In America today, we need more people who have attitudes and friendships like that of Scalia and Ginsburg. It’s perfectly fine to disagree with someone. However, discourse should remain civil, and both people should listen to and respect each other’s opinions. Our country should be a place where peaceful disagreement and debate are encouraged.

In a time of such national and international turmoil, we need to set aside our political differences and focus on hearing each other. Let’s circle back to 2016: Scalia died in February of that year. When a Supreme Court justice passes away, the president  has the opportunity to appoint a new person to occupy their position.

In February 2016, Republicans criticized then-President Barack Obama for trying to appoint another liberal to the Supreme Court in the nine months that remained before the presidential election that year. Senate Majority Leader Mitch McConnell was particularly adamant about this issue.

In contrast, with the passing of Ginsburg occurring just over one month before the impending 2020 election, McConnell has completely reversed his stance. Currently, he is fighting for the Supreme Court position to be filled immediately by President Donald Trump, which will allow a Republican-backed candidate to occupy Ginsburg’s former Supreme Court seat. Hypocrisy or what? 

With Trump fueling this madness, Democrats are hoping to delay Republicans as much as possible. On the other hand, if the Republicans want to increase Trump’s chance of winning the 2020 presidential election — and if it comes down to a decision by the Supreme Court — they need to secure the appointment of Amy Coney Barrett, Trump’s nominee, before Nov. 3.

With such aggressive, combative political views exploding today, it is difficult to imagine genuine dialogue and listening between two individuals with such contrasting views as that of Ginsburg and Scalia. However, their friendship was authentic, and that type of friendship is needed more now than ever.

When two people from opposite sides of the political spectrum get along, listen to each other and respect one another, they provide an example to the rest of the nation that it’s perfectly fine to maintain a friendship and civility with a person with whom you disagree. As two people with significant power and recognition, Scalia and Ginsburg can provide a guide for America as our nation seeks some type of way to listen to and understand each other. Even for very difficult topics, it will allow us to have uncomfortable conversations.

If our country could finally see that, I believe that it would leave a huge positive impact on our current situation where there is immediate outcry and outburst when two people from different sides of the spectrum attempt to talk. It could prevent violence and intimidating times, such as death, destruction and more polarization between Republicans and Democrats.
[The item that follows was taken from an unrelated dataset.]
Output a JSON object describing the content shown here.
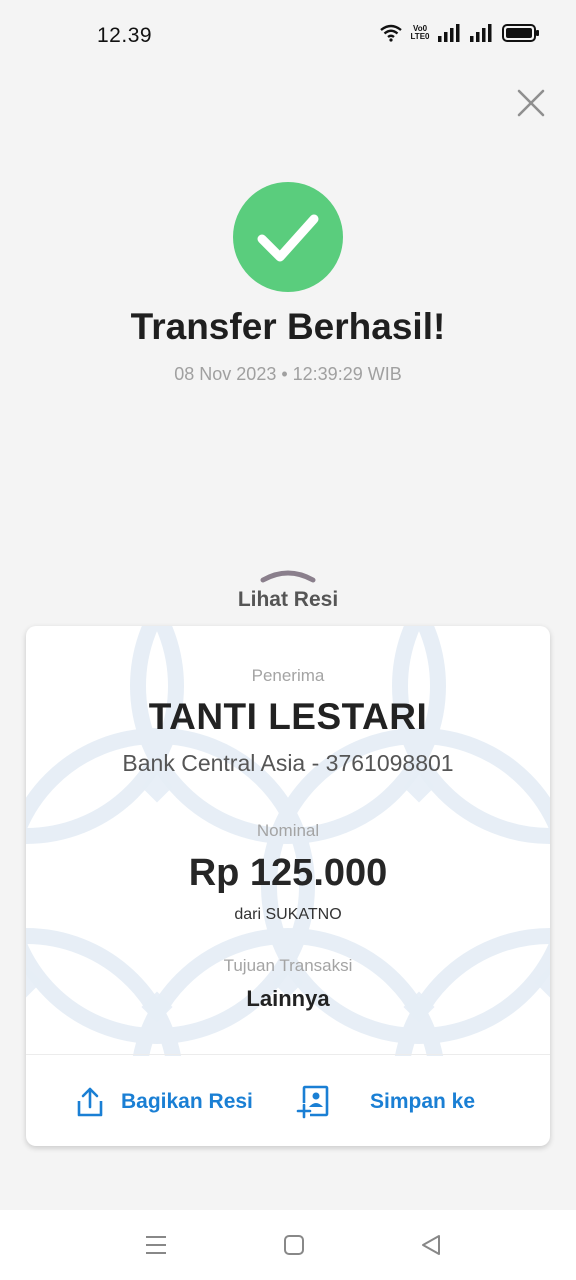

So, in my eyes, America just needs a couple of people in power who, despite their different political views, respect one another while listening, showing that even though you don’t agree, you can still respect each other, hear each other, discuss challenging issues and possibly even become friends. Let me end on this: we need another Ginsburg-Scalia friendship really soon.